**What needs to be done:** Each line of the records that holds "Nishay" should be shown in full.

[Items from an interface collection]
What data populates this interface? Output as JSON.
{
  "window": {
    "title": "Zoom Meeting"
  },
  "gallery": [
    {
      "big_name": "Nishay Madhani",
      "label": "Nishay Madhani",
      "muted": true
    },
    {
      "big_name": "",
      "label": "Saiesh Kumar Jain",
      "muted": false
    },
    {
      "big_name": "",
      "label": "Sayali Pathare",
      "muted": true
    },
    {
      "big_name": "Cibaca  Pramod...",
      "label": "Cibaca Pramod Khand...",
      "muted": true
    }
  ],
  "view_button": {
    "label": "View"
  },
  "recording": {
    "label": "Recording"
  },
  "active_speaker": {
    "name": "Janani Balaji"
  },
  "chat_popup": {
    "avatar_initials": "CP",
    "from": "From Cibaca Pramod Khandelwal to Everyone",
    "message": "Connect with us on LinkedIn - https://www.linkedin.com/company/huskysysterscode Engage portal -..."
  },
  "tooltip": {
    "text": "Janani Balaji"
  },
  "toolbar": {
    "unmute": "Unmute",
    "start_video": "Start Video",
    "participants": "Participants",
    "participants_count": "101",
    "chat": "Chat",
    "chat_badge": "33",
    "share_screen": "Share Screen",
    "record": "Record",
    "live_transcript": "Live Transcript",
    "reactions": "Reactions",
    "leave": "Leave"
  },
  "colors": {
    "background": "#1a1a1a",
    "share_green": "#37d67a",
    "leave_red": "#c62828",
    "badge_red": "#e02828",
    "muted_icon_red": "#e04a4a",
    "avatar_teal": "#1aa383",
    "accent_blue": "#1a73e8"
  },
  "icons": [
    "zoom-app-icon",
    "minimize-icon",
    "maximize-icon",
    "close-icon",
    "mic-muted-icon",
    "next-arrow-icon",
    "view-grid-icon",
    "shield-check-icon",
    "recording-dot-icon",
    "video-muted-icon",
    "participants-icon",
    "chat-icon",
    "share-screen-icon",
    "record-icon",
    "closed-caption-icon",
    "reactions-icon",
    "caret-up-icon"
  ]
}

**Answer below:**
      "big_name": "Nishay Madhani",
      "label": "Nishay Madhani",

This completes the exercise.